ACTIVITY: Copy out each line of the data that contains "Hever".
=== Begin Enclosure ===
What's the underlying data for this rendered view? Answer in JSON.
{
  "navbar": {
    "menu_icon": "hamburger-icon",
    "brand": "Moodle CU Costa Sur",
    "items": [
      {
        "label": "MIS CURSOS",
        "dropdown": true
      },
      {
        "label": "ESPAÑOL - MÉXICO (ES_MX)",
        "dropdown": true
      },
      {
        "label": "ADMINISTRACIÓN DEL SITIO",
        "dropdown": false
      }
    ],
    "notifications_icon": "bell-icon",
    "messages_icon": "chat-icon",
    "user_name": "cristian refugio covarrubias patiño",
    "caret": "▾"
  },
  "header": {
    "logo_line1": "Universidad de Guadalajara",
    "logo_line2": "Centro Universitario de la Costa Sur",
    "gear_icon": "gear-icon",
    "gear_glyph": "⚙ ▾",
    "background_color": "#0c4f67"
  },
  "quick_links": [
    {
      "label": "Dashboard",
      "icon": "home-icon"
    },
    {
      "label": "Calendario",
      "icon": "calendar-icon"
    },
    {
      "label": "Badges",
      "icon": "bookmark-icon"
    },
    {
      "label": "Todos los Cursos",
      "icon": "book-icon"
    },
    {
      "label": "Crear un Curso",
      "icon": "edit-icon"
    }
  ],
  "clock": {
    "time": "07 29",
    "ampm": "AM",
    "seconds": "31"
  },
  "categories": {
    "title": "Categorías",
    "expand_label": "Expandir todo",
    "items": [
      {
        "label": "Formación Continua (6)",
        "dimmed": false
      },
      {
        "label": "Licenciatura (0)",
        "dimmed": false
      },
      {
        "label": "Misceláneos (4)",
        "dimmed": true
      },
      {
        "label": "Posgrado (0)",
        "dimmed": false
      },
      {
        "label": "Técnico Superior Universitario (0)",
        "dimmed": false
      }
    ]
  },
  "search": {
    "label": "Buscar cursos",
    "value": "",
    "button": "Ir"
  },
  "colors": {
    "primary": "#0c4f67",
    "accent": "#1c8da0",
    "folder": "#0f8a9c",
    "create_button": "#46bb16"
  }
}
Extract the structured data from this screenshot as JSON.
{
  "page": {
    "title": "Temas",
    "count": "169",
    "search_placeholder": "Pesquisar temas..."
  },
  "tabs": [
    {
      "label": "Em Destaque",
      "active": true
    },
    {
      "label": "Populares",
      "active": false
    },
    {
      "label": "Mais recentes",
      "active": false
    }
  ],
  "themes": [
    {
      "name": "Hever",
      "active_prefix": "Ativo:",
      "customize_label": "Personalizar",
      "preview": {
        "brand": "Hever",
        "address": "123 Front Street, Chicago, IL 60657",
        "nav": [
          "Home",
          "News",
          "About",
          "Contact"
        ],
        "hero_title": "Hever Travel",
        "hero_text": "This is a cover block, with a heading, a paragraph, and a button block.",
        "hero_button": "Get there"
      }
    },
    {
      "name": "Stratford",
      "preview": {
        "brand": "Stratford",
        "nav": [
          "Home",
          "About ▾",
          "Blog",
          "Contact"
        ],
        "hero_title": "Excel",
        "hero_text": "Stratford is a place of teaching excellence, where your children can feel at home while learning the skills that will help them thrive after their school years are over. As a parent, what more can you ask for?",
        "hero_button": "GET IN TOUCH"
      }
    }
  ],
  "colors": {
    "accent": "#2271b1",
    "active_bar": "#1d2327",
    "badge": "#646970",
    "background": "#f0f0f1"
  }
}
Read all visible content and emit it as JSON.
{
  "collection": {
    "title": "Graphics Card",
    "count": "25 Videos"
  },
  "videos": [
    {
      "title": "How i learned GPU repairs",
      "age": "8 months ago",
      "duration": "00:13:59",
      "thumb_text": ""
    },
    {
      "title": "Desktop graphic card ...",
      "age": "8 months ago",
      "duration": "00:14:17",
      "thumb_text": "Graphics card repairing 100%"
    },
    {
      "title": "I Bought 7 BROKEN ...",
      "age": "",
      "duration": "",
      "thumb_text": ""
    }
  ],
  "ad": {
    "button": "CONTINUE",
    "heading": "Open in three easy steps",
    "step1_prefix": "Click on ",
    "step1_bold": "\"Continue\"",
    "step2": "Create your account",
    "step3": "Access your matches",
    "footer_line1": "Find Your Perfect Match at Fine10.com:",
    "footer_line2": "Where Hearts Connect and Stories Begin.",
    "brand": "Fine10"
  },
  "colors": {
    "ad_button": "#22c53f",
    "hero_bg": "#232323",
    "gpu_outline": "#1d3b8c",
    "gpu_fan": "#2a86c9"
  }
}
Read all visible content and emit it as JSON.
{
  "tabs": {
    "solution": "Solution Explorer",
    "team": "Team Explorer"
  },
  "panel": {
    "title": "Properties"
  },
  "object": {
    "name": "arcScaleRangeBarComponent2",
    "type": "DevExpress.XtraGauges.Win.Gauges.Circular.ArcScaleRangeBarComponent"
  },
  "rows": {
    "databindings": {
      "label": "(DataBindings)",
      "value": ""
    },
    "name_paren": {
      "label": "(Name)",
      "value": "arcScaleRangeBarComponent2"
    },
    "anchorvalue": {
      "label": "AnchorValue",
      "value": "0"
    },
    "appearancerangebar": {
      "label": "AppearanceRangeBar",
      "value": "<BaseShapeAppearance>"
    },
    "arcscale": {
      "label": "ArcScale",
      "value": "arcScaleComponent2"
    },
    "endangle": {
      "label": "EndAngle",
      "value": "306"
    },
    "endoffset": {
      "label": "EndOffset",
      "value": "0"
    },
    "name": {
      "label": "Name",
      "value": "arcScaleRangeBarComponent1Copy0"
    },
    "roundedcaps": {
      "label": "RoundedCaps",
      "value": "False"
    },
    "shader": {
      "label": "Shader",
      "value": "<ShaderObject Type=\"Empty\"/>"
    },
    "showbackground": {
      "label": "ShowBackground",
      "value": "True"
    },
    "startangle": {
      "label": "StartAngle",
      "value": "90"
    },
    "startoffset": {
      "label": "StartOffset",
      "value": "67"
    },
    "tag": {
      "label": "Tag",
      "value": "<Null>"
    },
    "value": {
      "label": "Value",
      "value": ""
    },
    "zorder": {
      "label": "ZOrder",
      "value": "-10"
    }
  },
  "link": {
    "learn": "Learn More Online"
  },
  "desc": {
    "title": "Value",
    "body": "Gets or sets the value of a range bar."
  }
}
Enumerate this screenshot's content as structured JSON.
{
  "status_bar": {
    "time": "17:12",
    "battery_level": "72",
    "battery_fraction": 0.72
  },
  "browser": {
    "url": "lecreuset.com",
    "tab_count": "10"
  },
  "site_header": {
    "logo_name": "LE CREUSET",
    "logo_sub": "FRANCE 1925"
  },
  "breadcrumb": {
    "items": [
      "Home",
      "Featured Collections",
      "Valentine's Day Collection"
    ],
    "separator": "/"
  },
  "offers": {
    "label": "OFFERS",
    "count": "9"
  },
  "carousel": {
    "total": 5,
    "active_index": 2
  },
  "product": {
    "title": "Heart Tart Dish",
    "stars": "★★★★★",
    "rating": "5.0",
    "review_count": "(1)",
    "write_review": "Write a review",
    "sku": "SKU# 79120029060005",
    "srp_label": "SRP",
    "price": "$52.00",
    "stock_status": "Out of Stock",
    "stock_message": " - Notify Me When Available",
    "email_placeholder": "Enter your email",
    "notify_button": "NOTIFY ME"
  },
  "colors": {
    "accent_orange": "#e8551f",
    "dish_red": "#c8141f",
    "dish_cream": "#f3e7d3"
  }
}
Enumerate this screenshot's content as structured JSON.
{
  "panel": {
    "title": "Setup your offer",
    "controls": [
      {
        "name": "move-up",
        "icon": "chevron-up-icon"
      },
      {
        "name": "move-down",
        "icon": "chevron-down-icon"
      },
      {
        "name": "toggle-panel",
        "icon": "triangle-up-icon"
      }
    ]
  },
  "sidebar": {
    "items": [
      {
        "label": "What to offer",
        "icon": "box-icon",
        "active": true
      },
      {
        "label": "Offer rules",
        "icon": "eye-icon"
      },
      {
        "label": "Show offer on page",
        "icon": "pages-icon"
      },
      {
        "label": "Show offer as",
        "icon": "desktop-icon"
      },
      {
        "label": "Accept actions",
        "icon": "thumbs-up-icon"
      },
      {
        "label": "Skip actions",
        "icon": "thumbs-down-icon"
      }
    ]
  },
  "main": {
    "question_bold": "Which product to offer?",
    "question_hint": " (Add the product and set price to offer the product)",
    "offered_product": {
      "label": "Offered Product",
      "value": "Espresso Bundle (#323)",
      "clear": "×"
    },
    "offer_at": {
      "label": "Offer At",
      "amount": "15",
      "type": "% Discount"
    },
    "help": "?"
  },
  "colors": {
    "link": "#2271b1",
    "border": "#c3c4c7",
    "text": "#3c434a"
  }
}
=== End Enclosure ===
OUTPUT OF THE EXERCISE:
      "name": "Hever",
        "brand": "Hever",
        "hero_title": "Hever Travel",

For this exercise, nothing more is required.